COAST TO COAST - Stuart McLean visited Picton as part of his cross Canada tours. (Submitted Photo)

 

SARAH WILLIAMS

STAFF WRITER

 

About a decade ago, Stuart McLean, host of CBC’s The Vinyl Cafe, visited Picton. For years, McLean and his team visited a host of small towns and cities across Canada, gathering and sharing stories, before McLean passed away in 2017.

Now, in celebration of the show’s 25th Anniversary, a new album of stories has been produced. Consisting of two volumes, volume one contains stories of Dave and Morley-two hapless but heartwarming characters dreamed up by McLean- and volume two features McLean’s essays of places across Canada. Although these essays have been broadcast on the radio, they have never been put to CD before.

Jess Milton, producer of The Vinyl Cafe, spoke to the Gazette about working on the 25th anniversary album, why Stuart McLean decided to come to Picton all those years ago, and the threads that tie this vast country together.

Given the length of the show’s tenure, Milton describes a recurring question that she and McLean would ask often ask themselves, “When should we stop?”

“The answer would always be, ‘in five years’,” said Milton, with a laugh. “I suspect when we got to the 25th anniversary, we would have gone to 30.”

For Milton, 25 years seemed like a great time to commemorate the show and McLean himself.

“It seems like it would be really hard, but it’s actually the opposite,” said Milton, when asked what it was like to work on this project, especially without McLean.

“Spending time working on this is like spending time with someone you love. Hearing that again brought me back to a really lovely place,” said Milton. “It sort of felt like the way it feels when you go outside at this time of year, then come back in and there’s a roaring, crackling fire, and you sit down with a glass of red wine or a tea. It’s just lovely, and cozy and nice.”

Milton noted that, after McLean died, many listeners contacted her expressing how much they missed his quintessential essays about place, which had opened McLean’s show each Sunday.

“We heard from a whole bunch of listeners who told us what they missed were those opening essays, because they were kind of like a window into life across the country. That made me so happy and so proud,” enthused Milton.

When the show had just begun, Milton states, her objective had been to create an assemblage of stories from across the country that would come together like a family photo album.

“Each individual picture wouldn’t tell the story of who you are as a family, but turn the pages and you see that life captured snapshot by snapshot. It gives you a sense of who you are, what’s important to you and what you value,” said Milton. “ It was my hope with the show that we’d do the same thing-that each individual essay about the town or city we had broadcast from wouldn’t have great importance, some would make you laugh or cry, but not necessarily be important. My hope was, over the years, it would add up to something thick and tell the story of who we are as a nation and as a people. As a whole, it adds up to something greater than the sum of it’s parts.”

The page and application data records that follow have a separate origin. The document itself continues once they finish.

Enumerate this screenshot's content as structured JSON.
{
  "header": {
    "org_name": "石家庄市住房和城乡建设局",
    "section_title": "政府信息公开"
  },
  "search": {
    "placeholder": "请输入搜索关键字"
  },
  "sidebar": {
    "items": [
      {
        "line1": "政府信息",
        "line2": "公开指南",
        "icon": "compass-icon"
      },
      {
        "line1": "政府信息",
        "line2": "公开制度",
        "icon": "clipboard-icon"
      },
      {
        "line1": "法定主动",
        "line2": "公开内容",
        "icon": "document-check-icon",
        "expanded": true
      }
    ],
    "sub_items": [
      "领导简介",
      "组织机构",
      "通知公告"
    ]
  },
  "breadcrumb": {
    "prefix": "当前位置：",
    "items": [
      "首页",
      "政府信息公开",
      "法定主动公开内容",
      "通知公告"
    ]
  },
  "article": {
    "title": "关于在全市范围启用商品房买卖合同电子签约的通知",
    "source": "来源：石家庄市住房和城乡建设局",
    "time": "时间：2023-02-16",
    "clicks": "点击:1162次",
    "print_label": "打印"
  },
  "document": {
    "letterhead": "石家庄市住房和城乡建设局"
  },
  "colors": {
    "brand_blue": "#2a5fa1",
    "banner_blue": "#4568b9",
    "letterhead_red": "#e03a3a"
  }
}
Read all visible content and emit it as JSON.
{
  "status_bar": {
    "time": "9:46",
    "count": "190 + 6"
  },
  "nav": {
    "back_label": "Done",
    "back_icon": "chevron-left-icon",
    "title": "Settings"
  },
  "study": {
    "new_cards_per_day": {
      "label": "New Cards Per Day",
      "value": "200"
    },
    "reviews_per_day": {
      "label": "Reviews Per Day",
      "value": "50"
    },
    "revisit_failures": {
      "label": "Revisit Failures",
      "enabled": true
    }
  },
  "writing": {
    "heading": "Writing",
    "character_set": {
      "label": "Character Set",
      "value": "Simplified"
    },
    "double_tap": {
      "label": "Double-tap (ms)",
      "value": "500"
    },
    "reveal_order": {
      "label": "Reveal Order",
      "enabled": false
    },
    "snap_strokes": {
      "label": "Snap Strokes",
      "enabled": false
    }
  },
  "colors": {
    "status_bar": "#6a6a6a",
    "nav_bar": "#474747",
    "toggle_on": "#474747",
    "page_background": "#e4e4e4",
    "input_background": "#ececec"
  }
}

Milton explains that she and McLean ventured to Picton to explore the tangible resurgence of interest in this rural area, from wineries to restaurants.

“When we came to town, that story changed completely,” explained Milton, “We started wandering around and what we became interested in was why Picton worked so well…we immediately dropped the story we were going to write about and immediately started writing about your Main Street and what makes it work so well.”

McLean’s essay about Picton, originally broadcast live from The Regent Theatre, is a love letter to the ineffable charm that draws so many to this place and keeps so many here.

Whether a sense of the collective good implemented through policies such as healthcare, as Milton pointed out, or simply a friendly nod while walking down Main Street, she believes a defining characteristic of Canadians is that we care for the collective.

“So often, especially these days, we focus on our differences and what makes us different, but what we found travelling across the country was exactly the opposite,” stated Milton. “Of course, there are little quirks in each place, but over and over, we saw there’s something that unites us and I think that’s a tendency to focus on the collective rather than the individual.”

The Vinyl Cafe, with their 25th anniversary album, once again delivers this quintessential Canadian sense of warmth and togetherness for listeners across the country.